■ **Data to process**:
* * *
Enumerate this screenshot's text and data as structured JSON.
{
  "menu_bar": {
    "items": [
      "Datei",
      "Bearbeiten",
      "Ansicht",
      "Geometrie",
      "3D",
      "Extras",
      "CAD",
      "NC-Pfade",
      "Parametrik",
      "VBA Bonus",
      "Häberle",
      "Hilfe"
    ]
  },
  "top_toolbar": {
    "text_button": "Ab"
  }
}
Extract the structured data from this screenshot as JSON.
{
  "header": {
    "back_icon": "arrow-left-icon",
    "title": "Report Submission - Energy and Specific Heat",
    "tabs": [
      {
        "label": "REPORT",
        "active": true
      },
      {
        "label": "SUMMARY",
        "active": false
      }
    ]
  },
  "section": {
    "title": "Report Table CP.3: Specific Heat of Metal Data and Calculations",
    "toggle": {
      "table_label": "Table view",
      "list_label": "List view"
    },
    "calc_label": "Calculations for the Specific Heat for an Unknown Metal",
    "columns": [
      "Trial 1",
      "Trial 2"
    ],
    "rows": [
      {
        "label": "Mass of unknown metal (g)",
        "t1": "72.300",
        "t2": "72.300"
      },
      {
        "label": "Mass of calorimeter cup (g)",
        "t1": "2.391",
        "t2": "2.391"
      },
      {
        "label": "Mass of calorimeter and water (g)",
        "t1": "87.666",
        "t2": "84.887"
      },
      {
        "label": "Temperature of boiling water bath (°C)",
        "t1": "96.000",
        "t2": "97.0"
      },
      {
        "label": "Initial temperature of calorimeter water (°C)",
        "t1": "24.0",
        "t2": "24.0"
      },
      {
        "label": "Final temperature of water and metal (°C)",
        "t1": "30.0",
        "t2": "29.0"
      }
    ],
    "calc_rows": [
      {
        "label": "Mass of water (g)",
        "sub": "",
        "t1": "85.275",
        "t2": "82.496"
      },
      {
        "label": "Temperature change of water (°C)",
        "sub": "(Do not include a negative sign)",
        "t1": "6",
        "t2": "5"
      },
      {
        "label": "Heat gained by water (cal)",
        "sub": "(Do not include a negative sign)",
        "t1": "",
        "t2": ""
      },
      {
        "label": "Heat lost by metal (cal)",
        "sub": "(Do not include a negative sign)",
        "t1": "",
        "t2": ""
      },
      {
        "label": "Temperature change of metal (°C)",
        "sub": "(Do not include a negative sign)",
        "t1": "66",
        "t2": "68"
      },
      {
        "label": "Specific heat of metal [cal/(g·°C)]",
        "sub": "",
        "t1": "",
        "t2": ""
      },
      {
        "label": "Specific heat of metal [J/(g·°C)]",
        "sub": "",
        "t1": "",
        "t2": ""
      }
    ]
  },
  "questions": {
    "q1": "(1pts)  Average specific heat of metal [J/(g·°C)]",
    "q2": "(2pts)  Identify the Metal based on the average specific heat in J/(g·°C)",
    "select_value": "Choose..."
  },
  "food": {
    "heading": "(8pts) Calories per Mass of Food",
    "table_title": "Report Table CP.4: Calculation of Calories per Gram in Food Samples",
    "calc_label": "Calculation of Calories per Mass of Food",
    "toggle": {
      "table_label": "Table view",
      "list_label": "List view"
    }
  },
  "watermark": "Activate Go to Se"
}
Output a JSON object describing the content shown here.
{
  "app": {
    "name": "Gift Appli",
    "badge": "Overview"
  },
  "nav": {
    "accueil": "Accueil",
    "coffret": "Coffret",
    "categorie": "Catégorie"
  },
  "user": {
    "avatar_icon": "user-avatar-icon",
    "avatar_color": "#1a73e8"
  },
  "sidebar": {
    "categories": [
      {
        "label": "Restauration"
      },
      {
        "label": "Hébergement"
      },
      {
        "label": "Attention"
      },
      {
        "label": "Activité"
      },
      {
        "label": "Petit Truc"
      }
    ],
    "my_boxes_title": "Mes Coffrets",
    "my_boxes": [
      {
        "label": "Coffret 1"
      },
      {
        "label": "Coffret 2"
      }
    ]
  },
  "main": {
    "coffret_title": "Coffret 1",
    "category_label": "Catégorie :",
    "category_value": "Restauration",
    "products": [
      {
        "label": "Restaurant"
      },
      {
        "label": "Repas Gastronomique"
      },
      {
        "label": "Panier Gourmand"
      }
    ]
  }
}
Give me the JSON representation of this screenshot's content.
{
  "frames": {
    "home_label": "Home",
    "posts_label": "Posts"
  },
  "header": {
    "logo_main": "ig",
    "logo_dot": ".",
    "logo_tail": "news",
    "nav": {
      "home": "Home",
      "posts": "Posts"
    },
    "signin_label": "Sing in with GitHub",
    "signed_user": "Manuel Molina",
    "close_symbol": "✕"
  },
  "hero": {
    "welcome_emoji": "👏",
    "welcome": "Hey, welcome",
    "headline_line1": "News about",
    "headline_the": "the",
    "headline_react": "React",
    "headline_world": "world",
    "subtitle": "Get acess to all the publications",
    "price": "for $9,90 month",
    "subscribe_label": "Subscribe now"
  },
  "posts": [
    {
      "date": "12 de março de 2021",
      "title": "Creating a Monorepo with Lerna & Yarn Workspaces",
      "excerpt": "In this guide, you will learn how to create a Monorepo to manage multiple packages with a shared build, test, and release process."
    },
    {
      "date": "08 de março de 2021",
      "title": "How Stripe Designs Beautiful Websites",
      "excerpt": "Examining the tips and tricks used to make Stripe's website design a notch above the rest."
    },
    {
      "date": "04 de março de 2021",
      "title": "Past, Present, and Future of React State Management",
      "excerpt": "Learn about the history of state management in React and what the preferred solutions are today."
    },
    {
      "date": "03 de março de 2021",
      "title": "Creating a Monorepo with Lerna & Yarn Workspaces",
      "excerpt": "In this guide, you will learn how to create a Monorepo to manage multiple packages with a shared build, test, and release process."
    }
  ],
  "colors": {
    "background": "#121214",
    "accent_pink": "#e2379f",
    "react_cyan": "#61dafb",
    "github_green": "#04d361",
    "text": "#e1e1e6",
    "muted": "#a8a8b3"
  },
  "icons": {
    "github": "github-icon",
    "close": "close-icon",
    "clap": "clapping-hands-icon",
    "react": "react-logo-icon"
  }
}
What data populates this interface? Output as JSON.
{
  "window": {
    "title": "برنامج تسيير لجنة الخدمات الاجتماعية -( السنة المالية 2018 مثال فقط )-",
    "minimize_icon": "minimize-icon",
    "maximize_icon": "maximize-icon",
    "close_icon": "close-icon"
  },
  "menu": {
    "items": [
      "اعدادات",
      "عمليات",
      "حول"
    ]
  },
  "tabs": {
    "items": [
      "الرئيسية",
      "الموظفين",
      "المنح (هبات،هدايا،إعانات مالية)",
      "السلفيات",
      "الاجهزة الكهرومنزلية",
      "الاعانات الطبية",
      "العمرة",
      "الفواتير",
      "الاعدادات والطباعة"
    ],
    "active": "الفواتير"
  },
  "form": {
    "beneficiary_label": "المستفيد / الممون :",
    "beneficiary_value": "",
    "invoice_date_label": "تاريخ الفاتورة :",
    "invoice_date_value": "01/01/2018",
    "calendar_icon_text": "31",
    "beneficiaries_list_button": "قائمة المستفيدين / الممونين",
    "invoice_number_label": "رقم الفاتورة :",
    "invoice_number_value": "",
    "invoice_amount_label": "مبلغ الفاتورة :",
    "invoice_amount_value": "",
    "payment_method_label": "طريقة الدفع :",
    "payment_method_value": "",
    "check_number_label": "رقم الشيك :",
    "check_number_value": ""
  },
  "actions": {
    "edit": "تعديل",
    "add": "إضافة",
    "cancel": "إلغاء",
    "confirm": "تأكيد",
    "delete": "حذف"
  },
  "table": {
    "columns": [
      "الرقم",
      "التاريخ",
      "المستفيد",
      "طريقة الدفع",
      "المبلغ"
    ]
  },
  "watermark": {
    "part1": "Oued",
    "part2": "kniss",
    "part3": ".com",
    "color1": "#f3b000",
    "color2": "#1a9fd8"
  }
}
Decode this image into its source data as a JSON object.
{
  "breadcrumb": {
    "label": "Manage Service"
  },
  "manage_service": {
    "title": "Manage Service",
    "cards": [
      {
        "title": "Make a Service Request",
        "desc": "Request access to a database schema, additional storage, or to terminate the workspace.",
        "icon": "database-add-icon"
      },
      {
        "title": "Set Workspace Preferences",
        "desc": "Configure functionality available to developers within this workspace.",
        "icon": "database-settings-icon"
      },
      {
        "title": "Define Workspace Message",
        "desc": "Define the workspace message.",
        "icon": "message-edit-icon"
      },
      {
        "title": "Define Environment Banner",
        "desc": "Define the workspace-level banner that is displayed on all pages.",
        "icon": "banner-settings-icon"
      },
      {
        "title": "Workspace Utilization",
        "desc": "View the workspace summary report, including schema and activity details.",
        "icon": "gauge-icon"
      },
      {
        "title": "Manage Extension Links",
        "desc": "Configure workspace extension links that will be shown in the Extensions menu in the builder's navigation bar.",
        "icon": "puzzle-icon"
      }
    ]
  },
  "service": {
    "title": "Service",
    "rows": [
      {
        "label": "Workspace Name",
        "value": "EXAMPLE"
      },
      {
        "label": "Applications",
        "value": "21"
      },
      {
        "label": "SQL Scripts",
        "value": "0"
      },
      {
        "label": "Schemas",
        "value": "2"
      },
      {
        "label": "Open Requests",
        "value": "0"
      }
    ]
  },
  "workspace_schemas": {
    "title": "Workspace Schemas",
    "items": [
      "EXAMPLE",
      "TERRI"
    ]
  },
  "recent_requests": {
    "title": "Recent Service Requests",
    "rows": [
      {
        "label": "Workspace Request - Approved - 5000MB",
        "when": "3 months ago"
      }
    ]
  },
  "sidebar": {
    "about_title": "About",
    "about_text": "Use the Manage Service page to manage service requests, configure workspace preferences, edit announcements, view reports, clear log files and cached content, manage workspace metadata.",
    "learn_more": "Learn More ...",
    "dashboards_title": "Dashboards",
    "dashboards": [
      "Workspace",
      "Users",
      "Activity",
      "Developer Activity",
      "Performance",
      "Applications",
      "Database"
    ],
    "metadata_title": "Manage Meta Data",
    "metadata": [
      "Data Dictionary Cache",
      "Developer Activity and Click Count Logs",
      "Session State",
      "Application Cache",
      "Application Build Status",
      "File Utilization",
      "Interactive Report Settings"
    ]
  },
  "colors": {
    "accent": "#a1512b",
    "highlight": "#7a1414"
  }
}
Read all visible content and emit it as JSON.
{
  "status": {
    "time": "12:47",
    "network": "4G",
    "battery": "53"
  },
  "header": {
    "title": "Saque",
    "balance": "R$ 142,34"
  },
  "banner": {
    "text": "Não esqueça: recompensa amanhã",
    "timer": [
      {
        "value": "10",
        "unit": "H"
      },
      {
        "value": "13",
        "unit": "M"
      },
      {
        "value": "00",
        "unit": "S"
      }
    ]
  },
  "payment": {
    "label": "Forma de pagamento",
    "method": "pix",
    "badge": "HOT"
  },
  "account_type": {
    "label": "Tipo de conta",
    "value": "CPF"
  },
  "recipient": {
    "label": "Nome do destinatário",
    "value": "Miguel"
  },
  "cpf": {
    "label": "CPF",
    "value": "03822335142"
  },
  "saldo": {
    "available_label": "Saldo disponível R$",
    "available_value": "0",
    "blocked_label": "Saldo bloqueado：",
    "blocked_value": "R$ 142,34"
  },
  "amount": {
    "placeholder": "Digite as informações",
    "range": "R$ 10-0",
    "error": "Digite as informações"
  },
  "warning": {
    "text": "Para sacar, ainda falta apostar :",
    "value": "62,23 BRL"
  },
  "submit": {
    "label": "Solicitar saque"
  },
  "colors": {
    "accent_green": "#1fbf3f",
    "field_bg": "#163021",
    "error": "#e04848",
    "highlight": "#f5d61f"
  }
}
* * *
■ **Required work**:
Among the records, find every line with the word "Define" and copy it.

■ **Solution for this exercise**:
        "title": "Define Workspace Message",
        "desc": "Define the workspace message.",
        "title": "Define Environment Banner",
        "desc": "Define the workspace-level banner that is displayed on all pages.",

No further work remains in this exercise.